* [TASK STATEMENT] Going through the records that follow, please count the lines with "Editor" in them and give only the count.

[Stored items]
....

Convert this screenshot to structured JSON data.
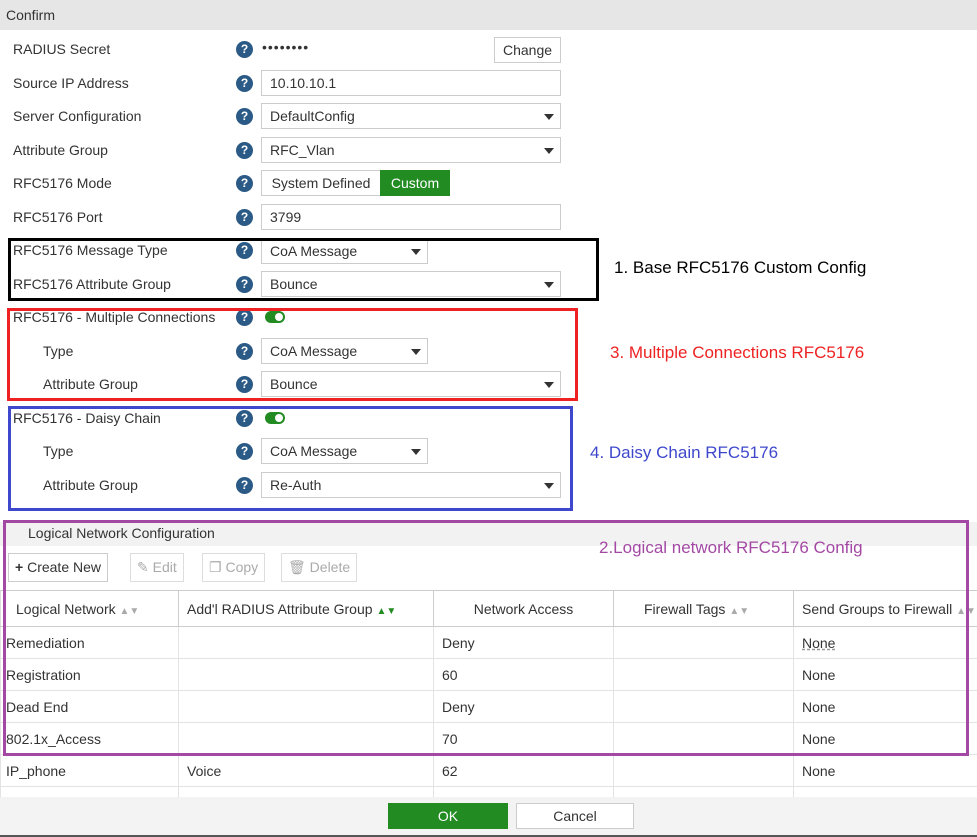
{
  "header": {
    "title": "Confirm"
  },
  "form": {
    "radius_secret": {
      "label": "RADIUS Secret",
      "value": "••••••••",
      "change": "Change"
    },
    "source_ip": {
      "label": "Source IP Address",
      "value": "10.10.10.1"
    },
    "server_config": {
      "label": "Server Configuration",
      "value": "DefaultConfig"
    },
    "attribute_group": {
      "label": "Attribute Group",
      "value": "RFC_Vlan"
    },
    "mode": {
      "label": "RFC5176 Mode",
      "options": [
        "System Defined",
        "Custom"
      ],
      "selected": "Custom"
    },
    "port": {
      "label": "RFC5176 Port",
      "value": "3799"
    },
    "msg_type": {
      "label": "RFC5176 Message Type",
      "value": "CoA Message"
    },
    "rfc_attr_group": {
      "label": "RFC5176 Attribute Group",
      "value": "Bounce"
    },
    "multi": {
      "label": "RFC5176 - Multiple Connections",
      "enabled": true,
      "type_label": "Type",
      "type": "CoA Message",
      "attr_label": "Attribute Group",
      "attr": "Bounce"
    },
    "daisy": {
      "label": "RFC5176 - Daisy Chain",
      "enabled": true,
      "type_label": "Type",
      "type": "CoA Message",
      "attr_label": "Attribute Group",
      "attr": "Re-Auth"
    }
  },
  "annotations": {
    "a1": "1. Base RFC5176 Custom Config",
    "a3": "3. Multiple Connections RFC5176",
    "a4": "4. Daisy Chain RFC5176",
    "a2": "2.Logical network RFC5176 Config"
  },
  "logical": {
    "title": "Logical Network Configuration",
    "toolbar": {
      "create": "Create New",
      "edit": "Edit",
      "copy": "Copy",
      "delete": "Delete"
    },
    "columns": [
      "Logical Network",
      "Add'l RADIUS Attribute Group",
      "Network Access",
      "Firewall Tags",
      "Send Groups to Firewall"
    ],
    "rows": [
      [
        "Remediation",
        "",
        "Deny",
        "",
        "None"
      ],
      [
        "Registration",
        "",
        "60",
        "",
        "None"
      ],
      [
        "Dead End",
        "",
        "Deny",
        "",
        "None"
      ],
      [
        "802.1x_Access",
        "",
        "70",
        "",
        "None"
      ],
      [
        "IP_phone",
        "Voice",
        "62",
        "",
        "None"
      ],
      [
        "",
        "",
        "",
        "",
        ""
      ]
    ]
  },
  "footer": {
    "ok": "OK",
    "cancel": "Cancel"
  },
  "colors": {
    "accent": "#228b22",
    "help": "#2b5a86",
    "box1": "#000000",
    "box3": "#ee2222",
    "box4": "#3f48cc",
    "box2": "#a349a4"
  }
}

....

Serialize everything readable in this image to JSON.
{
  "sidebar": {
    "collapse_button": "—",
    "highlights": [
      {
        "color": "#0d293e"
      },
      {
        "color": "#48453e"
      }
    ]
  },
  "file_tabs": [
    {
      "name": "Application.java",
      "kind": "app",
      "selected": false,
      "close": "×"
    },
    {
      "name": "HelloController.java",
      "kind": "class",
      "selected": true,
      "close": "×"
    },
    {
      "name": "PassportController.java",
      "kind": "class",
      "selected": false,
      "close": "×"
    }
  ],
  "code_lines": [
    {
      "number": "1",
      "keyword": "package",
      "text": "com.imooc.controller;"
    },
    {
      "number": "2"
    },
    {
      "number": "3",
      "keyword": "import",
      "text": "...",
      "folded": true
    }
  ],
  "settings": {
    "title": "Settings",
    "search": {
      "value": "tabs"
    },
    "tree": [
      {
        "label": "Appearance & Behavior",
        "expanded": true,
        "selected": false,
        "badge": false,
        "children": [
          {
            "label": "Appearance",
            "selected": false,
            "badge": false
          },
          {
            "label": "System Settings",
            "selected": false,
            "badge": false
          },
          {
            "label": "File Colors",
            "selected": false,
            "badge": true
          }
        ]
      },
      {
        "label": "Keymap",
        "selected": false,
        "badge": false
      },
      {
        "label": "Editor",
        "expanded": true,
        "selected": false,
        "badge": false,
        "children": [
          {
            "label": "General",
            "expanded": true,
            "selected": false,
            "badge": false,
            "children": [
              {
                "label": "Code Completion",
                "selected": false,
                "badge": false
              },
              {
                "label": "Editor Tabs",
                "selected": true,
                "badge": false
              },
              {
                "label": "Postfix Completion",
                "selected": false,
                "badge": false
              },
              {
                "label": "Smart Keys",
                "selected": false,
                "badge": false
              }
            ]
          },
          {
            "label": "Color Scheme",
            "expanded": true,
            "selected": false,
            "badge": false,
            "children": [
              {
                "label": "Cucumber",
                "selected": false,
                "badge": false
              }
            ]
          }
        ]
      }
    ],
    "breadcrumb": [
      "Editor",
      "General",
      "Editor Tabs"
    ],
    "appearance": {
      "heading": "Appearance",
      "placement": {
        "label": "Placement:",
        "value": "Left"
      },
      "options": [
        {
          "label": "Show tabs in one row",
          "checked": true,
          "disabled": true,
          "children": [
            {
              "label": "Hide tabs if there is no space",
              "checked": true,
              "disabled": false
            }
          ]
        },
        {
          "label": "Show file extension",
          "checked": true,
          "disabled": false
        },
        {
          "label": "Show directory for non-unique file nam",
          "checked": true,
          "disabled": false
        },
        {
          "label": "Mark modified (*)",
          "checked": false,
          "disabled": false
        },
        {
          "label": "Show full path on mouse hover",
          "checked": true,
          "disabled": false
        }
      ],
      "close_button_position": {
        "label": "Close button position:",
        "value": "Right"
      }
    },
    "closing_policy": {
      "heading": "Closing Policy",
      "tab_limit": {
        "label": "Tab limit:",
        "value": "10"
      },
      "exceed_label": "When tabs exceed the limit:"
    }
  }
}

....

* [OUTPUT FOR THIS TASK] 4